So the thrust comes from the pusher prop and the main rotors only provide lift?

Exactly. We have a demonstrator craft, called the X2, flying now. It hovers off the main rotors, transitions into forward movement by tilting the rotor, but over the range of speed it trims back out as the pusher prop starts to deliver thrust. The view from the development engineers is that we’ll get well north of 200 knots, maybe as far as 240–250 knots, with a power level roughly the same as a conventional helicopter.

What’s the potential market for these new craft?

There are some missions that require speed and the military would be very quick to adopt it. For example, if you’re transporting troops in V-22 Ospreys, they can fly faster than a helicopter gunship escort. Jet fighter escorts have to keep doing passes and meanwhile, the V-22 is up there on its own. The X2 configuration would give us a ship that can go at the cruise speed of the V-22 and even a bit faster for defensive dashes. As it matures, we think it’ll have commercial applications as well, especially in search and rescue and emergency services where faster speeds and longer ranges could be important.

How soon could this be seen in the field?

With the first demonstrator now flying, I think we could see a production version at air shows in maybe five years.

Biography ofMarc Poland, Vice-president, global helicopters Sikorsky

BA in Mechanical Engineering, Carnegie-Mellon University
MBA Georgetown University Graduate School of Business

1980 Joined Sikorsky on Management Leadership Development Programme.

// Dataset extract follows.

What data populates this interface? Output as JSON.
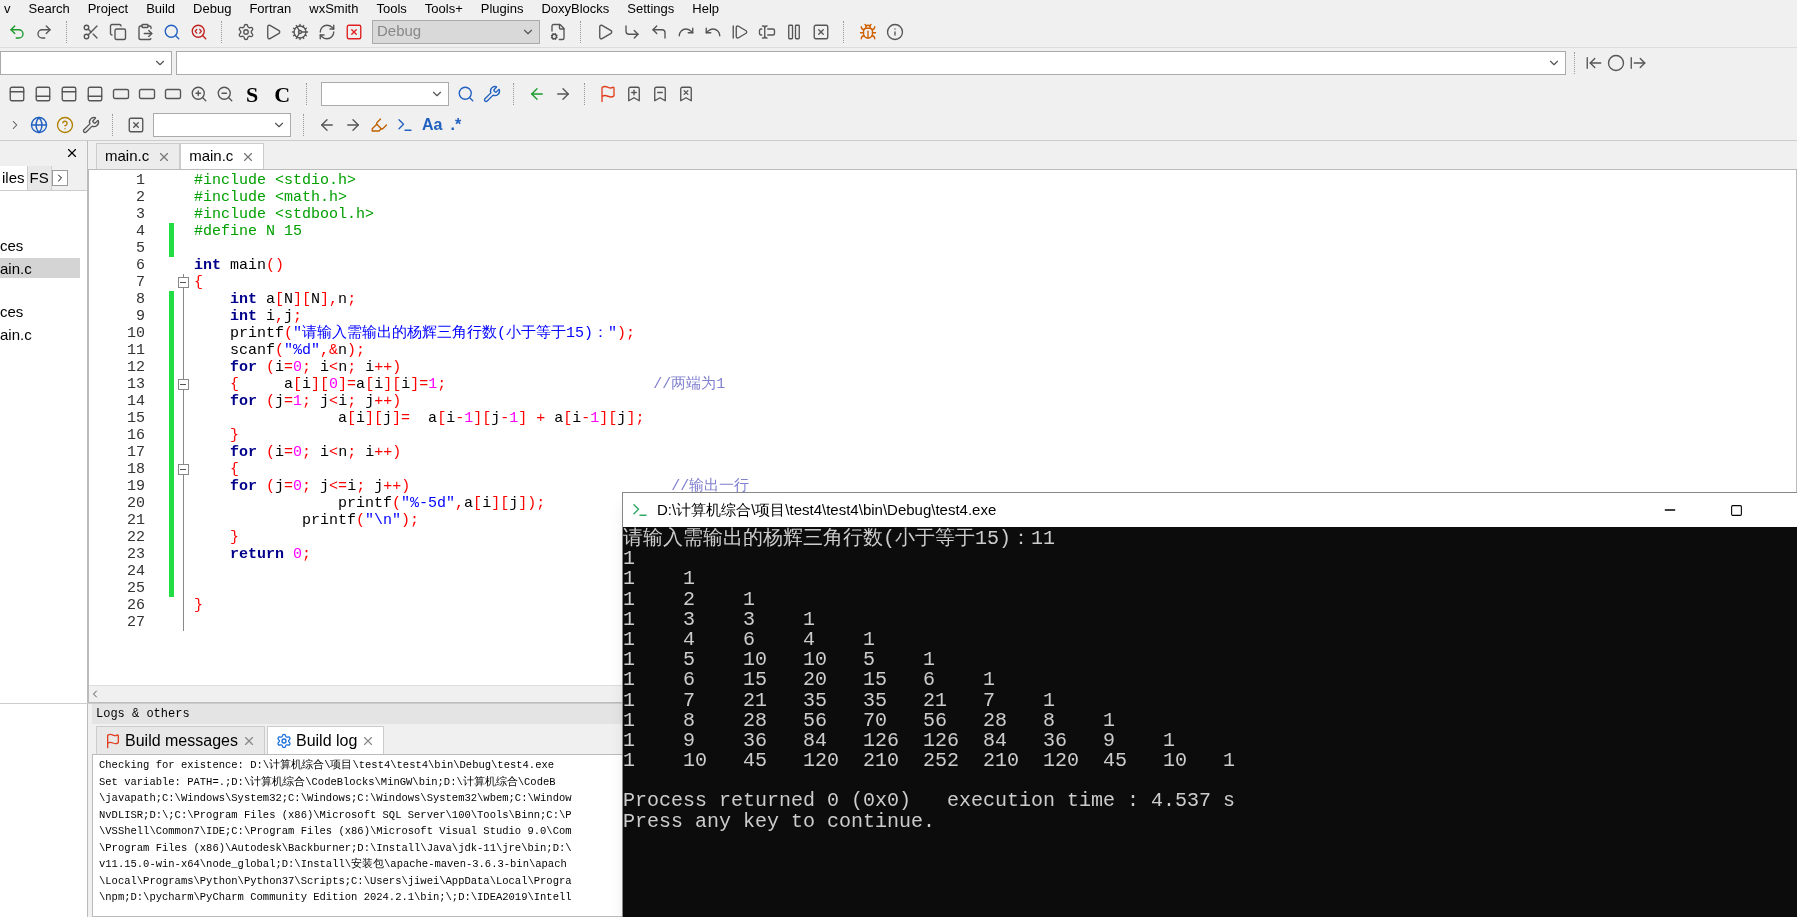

Subsequently headed up engineering programme on MH-60K Blackhawk and was business and programme manager for S-92

2001 Lead for business management supporting commercial sales, managed all proposal operations

2007 Vice-president in charge of commercial business unit

2009 Vice-president in charge of newly created Sikorsky Global Helicopters unit

Poland has also served as a guest lecturer and project advisor at the University of New Haven and the US Military Academy at West Point